* EXCERPTED DATA *
----------------------------------------
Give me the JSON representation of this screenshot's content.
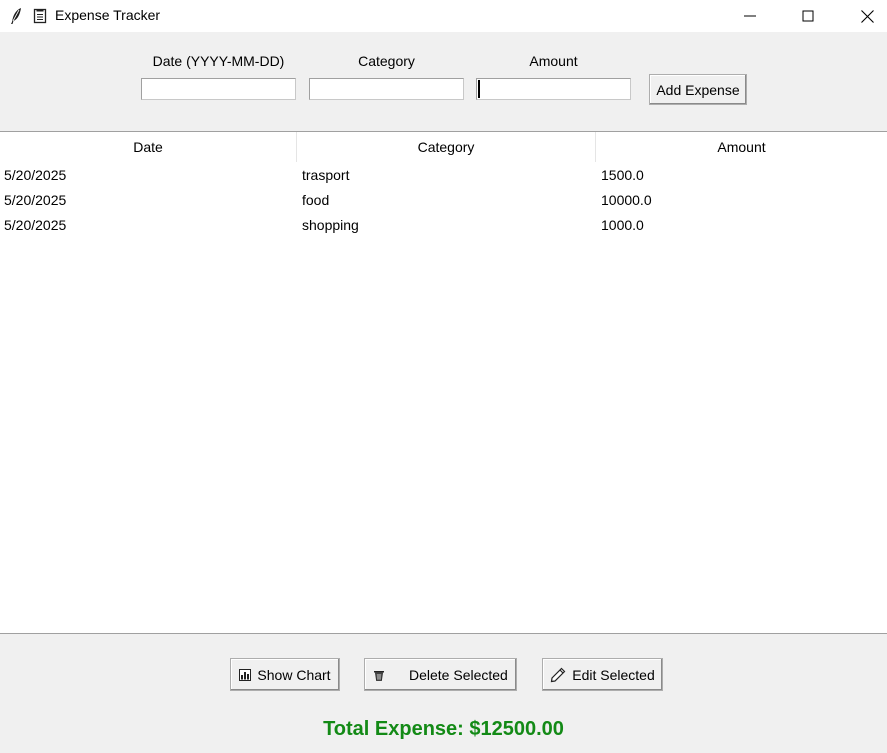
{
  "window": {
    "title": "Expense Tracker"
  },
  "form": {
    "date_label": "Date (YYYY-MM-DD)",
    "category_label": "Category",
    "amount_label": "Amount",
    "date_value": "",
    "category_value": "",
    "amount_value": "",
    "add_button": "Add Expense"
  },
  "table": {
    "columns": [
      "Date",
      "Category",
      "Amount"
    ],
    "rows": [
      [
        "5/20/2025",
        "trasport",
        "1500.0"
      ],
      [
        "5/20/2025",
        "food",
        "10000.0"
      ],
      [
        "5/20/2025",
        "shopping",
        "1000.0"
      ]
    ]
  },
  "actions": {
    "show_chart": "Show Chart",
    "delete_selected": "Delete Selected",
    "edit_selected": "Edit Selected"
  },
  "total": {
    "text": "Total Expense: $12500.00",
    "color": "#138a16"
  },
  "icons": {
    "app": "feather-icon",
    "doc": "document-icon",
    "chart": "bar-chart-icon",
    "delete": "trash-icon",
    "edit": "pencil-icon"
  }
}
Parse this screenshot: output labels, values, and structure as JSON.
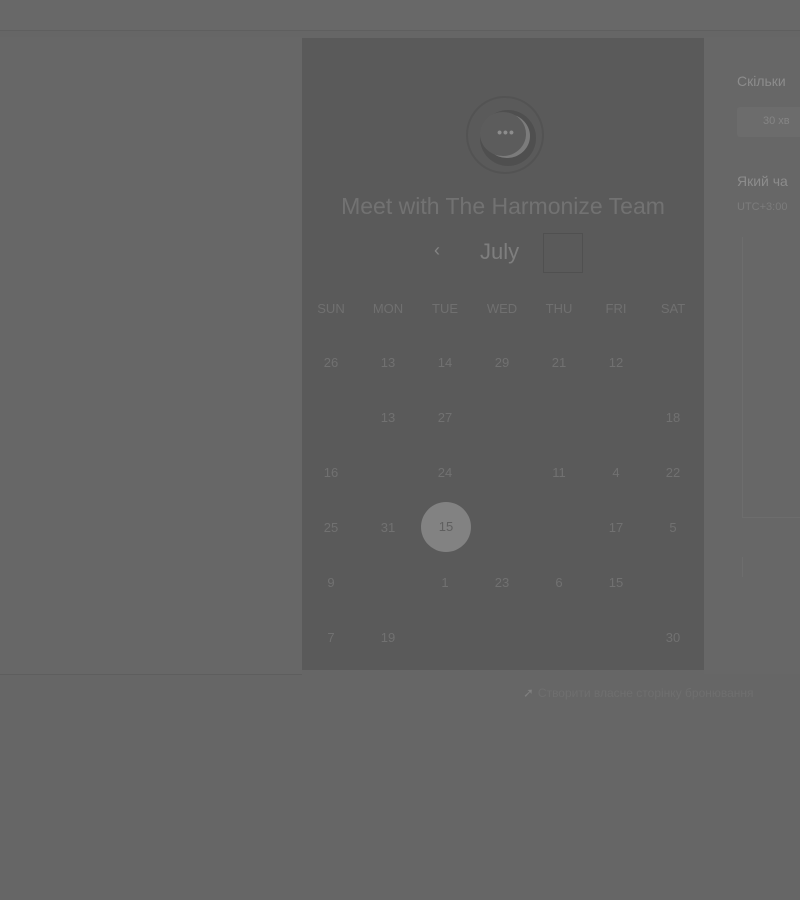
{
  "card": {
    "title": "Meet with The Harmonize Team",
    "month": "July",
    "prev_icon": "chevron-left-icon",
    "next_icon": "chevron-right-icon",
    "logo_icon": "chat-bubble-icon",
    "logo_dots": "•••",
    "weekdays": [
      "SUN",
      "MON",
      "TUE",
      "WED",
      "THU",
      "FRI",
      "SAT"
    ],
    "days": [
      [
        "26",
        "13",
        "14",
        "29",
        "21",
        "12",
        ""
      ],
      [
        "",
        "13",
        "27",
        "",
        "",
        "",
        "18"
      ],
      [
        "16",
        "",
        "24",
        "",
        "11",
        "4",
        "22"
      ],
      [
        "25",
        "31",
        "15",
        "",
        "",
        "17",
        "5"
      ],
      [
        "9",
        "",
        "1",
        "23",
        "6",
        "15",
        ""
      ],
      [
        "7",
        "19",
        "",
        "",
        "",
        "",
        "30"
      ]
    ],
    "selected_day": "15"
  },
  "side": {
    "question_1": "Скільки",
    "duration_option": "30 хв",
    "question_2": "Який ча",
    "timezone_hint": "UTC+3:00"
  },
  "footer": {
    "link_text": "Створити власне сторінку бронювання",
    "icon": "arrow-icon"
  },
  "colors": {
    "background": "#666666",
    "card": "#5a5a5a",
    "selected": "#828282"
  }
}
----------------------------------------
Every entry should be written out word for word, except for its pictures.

* EXPECTED ANSWER *
Give me the JSON representation of this screenshot's content.
{
  "window": {
    "title": "Expense Tracker"
  },
  "form": {
    "date_label": "Date (YYYY-MM-DD)",
    "category_label": "Category",
    "amount_label": "Amount",
    "date_value": "",
    "category_value": "",
    "amount_value": "",
    "add_button": "Add Expense"
  },
  "table": {
    "columns": [
      "Date",
      "Category",
      "Amount"
    ],
    "rows": [
      [
        "5/20/2025",
        "trasport",
        "1500.0"
      ],
      [
        "5/20/2025",
        "food",
        "10000.0"
      ],
      [
        "5/20/2025",
        "shopping",
        "1000.0"
      ]
    ]
  },
  "actions": {
    "show_chart": "Show Chart",
    "delete_selected": "Delete Selected",
    "edit_selected": "Edit Selected"
  },
  "total": {
    "text": "Total Expense: $12500.00",
    "color": "#138a16"
  },
  "icons": {
    "app": "feather-icon",
    "doc": "document-icon",
    "chart": "bar-chart-icon",
    "delete": "trash-icon",
    "edit": "pencil-icon"
  }
}
Parse this screenshot: output labels, values, and structure as JSON.
{
  "card": {
    "title": "Meet with The Harmonize Team",
    "month": "July",
    "prev_icon": "chevron-left-icon",
    "next_icon": "chevron-right-icon",
    "logo_icon": "chat-bubble-icon",
    "logo_dots": "•••",
    "weekdays": [
      "SUN",
      "MON",
      "TUE",
      "WED",
      "THU",
      "FRI",
      "SAT"
    ],
    "days": [
      [
        "26",
        "13",
        "14",
        "29",
        "21",
        "12",
        ""
      ],
      [
        "",
        "13",
        "27",
        "",
        "",
        "",
        "18"
      ],
      [
        "16",
        "",
        "24",
        "",
        "11",
        "4",
        "22"
      ],
      [
        "25",
        "31",
        "15",
        "",
        "",
        "17",
        "5"
      ],
      [
        "9",
        "",
        "1",
        "23",
        "6",
        "15",
        ""
      ],
      [
        "7",
        "19",
        "",
        "",
        "",
        "",
        "30"
      ]
    ],
    "selected_day": "15"
  },
  "side": {
    "question_1": "Скільки",
    "duration_option": "30 хв",
    "question_2": "Який ча",
    "timezone_hint": "UTC+3:00"
  },
  "footer": {
    "link_text": "Створити власне сторінку бронювання",
    "icon": "arrow-icon"
  },
  "colors": {
    "background": "#666666",
    "card": "#5a5a5a",
    "selected": "#828282"
  }
}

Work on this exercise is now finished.